In addition to Cecilia's portrait from Krakow, Poland, there's the Louvre's "La Belle Ferronnière" and "The Virgin of the Rocks"; "Portrait of a Musician" from Milan's Biblioteca Ambrosiana; the Vatican's unfinished "Saint Jerome"; "The Madonna Litta" from Russia's Hermitage; and "Christ as Salvator Mundi," a panel only recently — and quite convincingly — attributed to the artist. ("Ginevra de' Benci," painted in Florence, and the "Mona Lisa," painted after he left Milan, are excluded.) The National Gallery's own later version of "The Virgin of the Rocks" stands across the room from the Louvre's altarpiece. A Scottish private collection lent "The Madonna of the Yarnwinder," finished by another hand.
A full-scale copy of "The Last Supper" by his pupil Giampietrino (1500-50) hangs in a room upstairs. Filled with long-lost details from the prototype, it displays little of Leonardo's painterly skill, but compensation comes from 17 drawings for the original.
The absence of prior museum presentations has contributed in turn to the corruption of Leonardo's artistic reputation. The subtitle "Painter at the Court of Milan" is no accident: Syson means to rescue him from what might be called the Dan Brown Effect — the cheesy caricaturing of Leonardo's wide-ranging interests, keen mind and serious ambitions. The show is not a fanciful tale of religious apostasy, fake secret societies or even hypothetical flying machines. Instead it's the urbane — and more riveting — story of a supremely gifted artist coming to maturity.
Leonardo matters most as a painter. The show persuasively argues that his 1482 departure from the rich mercantile city of Florence, cradle of the Italian Renaissance, for the cruder, more bumptious northern city of Milan set the stage for his artistic blossoming. As court painter employed by the city's ruler, he found security and freedom that allowed his talents to blossom.
The arrangement also represented mutual need. Sforza — called Il Moro (the Moor) because of his swarthy complexion — was but the regent for a hereditary duke as yet too young to govern. His grasp on power was tenuous. To boost his standing, Sforza took a cue from Florence's all-powerful Medici family, deciding to re-create Milan as a cultural capital with himself as its leading patron.
Meanwhile, Leonardo, 30, needed work. Artists for hire in Florence functioned in a competitive milieu, unduly ruled by patrons' whims. But in Milan he found a full-time employer for whom a court painter relocated from the shining city of Florence could add luster to the mantle of authority. For more than 16 years, the relationship between artist and patron flourished.

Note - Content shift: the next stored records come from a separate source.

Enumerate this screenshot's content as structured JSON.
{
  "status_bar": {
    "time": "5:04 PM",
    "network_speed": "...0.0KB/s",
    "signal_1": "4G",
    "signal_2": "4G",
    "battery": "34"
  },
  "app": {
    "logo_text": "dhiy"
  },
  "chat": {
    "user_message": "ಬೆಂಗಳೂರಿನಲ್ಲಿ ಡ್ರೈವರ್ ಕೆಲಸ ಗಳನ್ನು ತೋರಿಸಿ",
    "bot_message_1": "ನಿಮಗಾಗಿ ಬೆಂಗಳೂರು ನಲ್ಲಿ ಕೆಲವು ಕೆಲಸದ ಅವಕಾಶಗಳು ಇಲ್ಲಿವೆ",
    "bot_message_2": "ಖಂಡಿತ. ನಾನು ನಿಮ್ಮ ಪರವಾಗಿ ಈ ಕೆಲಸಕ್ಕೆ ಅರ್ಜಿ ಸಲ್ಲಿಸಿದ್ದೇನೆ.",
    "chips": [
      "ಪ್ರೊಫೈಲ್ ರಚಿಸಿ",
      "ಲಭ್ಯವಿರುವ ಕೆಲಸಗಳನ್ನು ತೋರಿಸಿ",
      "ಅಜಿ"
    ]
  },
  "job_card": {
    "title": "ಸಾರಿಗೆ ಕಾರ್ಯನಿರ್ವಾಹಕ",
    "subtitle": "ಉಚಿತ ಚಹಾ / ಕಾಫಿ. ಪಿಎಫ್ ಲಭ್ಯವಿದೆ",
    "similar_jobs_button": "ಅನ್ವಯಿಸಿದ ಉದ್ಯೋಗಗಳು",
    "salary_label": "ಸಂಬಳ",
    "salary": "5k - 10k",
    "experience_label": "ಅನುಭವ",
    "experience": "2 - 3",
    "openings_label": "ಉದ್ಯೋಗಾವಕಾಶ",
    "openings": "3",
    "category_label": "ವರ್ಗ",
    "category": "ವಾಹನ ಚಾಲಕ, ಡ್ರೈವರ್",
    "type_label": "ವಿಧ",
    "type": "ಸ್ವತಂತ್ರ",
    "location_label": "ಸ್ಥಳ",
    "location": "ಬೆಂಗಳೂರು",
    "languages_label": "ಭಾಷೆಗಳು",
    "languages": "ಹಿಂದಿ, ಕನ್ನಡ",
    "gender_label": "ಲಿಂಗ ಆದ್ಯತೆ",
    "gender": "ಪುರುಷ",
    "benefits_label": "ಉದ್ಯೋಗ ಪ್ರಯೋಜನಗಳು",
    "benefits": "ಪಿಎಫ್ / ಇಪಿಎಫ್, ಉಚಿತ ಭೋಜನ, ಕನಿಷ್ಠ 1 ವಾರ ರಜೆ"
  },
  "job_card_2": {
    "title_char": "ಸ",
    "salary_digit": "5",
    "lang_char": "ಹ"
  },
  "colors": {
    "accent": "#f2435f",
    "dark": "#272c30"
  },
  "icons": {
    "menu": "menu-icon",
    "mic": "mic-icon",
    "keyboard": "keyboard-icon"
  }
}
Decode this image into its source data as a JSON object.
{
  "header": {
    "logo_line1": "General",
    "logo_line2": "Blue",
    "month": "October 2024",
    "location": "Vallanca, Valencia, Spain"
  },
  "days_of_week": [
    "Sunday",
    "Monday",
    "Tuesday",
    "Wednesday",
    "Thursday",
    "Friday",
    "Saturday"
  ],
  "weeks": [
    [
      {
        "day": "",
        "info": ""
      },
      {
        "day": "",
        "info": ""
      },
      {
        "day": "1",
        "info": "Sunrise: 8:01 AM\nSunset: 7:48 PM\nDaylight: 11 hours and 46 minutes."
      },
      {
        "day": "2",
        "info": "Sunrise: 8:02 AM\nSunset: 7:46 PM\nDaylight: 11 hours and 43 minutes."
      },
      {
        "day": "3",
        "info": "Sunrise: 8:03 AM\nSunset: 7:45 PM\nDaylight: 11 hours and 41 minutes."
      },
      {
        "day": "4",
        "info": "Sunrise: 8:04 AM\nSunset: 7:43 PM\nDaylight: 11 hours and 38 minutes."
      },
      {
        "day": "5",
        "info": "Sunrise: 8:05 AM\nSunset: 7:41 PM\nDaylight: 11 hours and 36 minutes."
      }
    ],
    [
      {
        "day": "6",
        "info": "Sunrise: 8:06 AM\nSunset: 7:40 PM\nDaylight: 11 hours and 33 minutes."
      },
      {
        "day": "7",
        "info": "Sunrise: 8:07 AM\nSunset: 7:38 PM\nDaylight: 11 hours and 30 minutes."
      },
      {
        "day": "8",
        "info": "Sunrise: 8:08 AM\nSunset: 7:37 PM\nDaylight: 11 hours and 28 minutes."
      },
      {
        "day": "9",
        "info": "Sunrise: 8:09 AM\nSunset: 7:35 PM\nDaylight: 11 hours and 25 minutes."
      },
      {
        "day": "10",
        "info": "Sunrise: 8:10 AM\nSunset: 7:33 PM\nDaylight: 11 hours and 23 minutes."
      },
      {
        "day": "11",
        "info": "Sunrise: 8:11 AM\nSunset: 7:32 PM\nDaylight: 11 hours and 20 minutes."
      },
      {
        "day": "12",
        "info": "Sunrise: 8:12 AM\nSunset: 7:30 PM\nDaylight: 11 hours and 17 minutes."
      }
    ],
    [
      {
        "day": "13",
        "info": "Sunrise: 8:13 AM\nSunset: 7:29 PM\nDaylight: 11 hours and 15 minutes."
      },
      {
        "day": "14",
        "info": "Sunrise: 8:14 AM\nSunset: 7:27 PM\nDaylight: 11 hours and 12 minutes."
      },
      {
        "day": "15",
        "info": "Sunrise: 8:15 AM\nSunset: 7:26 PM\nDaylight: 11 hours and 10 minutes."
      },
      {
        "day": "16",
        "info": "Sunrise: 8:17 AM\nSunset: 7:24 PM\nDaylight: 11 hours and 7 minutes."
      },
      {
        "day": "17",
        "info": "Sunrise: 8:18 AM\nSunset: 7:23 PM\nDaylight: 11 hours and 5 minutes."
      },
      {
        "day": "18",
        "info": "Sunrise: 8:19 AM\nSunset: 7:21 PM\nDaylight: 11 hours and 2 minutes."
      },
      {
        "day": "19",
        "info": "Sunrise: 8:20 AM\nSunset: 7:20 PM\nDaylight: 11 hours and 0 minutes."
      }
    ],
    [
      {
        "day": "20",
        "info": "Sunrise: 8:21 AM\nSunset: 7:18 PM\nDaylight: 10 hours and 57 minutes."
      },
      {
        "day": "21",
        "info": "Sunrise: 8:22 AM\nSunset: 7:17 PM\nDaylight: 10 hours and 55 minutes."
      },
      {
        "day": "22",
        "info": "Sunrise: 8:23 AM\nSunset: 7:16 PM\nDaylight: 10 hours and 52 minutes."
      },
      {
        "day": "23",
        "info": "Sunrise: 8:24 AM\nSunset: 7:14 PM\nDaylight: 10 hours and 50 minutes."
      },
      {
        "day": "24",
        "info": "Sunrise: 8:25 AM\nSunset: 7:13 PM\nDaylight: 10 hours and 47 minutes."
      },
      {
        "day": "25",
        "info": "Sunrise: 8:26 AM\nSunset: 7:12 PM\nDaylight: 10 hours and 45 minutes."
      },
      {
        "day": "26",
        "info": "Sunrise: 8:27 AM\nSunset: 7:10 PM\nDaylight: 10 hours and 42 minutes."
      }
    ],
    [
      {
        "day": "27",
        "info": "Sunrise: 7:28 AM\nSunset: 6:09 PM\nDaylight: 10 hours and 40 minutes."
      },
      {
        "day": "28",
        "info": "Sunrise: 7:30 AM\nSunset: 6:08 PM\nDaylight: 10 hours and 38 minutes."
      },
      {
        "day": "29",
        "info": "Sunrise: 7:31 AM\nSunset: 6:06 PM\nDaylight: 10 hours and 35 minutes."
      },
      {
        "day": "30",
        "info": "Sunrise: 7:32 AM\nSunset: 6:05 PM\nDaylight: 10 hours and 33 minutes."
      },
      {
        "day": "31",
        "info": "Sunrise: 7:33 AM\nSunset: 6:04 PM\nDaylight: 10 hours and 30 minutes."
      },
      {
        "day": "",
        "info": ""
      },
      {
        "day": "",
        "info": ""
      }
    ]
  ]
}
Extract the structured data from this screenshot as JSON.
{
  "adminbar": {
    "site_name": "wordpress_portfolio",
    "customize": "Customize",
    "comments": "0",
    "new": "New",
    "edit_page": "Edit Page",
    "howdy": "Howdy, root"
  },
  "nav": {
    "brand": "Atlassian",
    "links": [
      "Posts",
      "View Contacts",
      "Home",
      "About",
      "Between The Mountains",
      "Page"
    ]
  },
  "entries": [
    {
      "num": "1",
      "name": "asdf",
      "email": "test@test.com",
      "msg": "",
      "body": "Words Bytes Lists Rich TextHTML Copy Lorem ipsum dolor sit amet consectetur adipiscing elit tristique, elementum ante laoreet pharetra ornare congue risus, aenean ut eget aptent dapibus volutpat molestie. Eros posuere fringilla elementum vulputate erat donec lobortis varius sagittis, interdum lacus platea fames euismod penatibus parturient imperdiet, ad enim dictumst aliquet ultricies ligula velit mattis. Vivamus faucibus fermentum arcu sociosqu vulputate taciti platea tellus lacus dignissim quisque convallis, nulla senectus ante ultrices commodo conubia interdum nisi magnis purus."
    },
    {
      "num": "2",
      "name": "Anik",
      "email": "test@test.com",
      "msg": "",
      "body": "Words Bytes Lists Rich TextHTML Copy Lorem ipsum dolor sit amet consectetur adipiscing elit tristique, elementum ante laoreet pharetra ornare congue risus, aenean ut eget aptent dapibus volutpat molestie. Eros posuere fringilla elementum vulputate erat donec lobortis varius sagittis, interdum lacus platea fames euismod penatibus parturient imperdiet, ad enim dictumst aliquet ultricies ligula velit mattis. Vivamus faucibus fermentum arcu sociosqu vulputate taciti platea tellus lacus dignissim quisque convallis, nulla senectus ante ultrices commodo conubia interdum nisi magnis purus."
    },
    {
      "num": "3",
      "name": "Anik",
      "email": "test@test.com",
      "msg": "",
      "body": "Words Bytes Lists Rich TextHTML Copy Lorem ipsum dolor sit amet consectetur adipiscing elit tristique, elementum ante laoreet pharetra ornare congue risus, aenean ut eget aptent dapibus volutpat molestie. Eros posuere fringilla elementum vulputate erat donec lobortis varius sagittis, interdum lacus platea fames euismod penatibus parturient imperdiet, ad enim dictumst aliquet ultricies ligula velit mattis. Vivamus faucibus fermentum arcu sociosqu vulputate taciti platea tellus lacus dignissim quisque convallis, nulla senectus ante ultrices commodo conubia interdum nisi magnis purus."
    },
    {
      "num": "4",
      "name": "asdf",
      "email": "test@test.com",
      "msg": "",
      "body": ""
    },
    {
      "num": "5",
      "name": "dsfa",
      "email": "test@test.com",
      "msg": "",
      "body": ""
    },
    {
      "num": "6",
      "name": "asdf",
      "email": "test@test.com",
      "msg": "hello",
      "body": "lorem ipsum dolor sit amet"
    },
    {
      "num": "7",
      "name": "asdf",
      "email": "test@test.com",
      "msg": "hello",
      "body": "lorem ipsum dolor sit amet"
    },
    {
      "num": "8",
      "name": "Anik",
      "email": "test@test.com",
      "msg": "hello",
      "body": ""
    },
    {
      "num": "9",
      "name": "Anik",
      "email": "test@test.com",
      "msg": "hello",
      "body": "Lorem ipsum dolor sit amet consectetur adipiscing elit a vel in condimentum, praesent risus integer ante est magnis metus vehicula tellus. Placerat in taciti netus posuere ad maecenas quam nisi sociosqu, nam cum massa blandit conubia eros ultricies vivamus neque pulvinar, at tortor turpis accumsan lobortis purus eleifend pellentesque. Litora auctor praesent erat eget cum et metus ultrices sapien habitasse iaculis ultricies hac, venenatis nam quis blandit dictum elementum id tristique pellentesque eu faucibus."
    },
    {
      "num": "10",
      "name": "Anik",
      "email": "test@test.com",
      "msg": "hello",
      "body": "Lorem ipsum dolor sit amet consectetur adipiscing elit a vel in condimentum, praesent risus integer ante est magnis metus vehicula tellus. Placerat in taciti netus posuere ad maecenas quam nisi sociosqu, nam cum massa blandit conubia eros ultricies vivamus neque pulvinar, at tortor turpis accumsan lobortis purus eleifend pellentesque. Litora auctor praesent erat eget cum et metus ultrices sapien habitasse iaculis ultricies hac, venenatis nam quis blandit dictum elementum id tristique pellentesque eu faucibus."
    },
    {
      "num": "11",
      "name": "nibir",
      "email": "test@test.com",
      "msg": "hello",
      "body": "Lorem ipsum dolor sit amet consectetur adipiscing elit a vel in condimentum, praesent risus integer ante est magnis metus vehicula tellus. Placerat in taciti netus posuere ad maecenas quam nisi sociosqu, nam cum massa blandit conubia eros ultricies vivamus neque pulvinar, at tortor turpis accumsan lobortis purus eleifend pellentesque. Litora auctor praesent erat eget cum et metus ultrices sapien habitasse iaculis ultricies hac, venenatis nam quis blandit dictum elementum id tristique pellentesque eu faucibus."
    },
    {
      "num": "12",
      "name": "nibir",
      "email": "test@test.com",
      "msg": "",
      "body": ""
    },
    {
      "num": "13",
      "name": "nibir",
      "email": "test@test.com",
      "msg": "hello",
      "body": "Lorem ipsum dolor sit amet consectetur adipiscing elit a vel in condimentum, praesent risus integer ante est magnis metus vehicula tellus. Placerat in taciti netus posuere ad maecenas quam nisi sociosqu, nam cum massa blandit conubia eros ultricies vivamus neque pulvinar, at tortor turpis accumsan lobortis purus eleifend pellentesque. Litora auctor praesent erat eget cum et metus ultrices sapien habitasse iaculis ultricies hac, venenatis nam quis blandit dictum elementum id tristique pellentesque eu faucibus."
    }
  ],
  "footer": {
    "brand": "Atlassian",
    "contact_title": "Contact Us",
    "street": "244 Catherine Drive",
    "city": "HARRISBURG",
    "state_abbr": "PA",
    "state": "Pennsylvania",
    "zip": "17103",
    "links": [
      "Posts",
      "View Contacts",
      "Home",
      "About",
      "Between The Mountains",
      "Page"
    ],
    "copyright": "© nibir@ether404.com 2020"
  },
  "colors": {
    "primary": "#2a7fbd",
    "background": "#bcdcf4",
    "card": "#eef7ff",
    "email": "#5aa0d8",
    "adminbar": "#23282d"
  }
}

Leonardo was born outside the rural Tuscan hill town of Vinci on April 15, 1452, the illegitimate son of a peasant girl and a prosperous notary. A homosexual, he faced intransigent social hurdles. Apprenticed at 14 to the successful Florentine artist Andrea del Verrocchio, he had a leg up when he set out for Milan. But the lack of prospects earlier in life may finally have been a help if he was going to paint: Smart, but not born to privilege and schooling, he needed to look and to look hard.
Drawing, as the most direct record of artistic thought, was critical. The show's drawings — studies for neck muscles, drapery folds, feet, various saints, the nervous system, buildings and more — are not merely ancillary. A sheet that records numerous studies for a dog's paw shown frontally, in profile and in different angled views resonates with Cecilia and her ermine: You watch Leonardo slowly turning the paw around in his mind.
Also critical, he believed that the human soul resided in the head. Eyes connected the outside world to the spiritual mind, while bodily motions — properly understood — could reflect the mind's movements.
That's one reason the newly attributed "Christ as Salvator Mundi" looms large. Thought to have been painted for France's King Louis XII after his troops drove Il Moro from Milan, Christ is shown holding a heavy, flawless sphere impossibly cut from rock crystal. An emblem of worldly perfection, the sphere's clear quartz refracts light, delicately altering the hand's perspective. The diffused blue color of the robe behind it repeats in the limpid orbs of his eyes, linking hand to divine vision.
Christ's two eyes, anticipating Mona Lisa's a few years on, are of two subtly different aspects. One looks straight at you, acknowledging your being. The other looks past you, taking in the cosmos.
In turn, you look straight at the painting — and past it too, taking in the "mundi" (the world) that Leonardo both encompassed and created. Material substance merges with immaterial spirit, forming a boundless reservoir of charity and faith.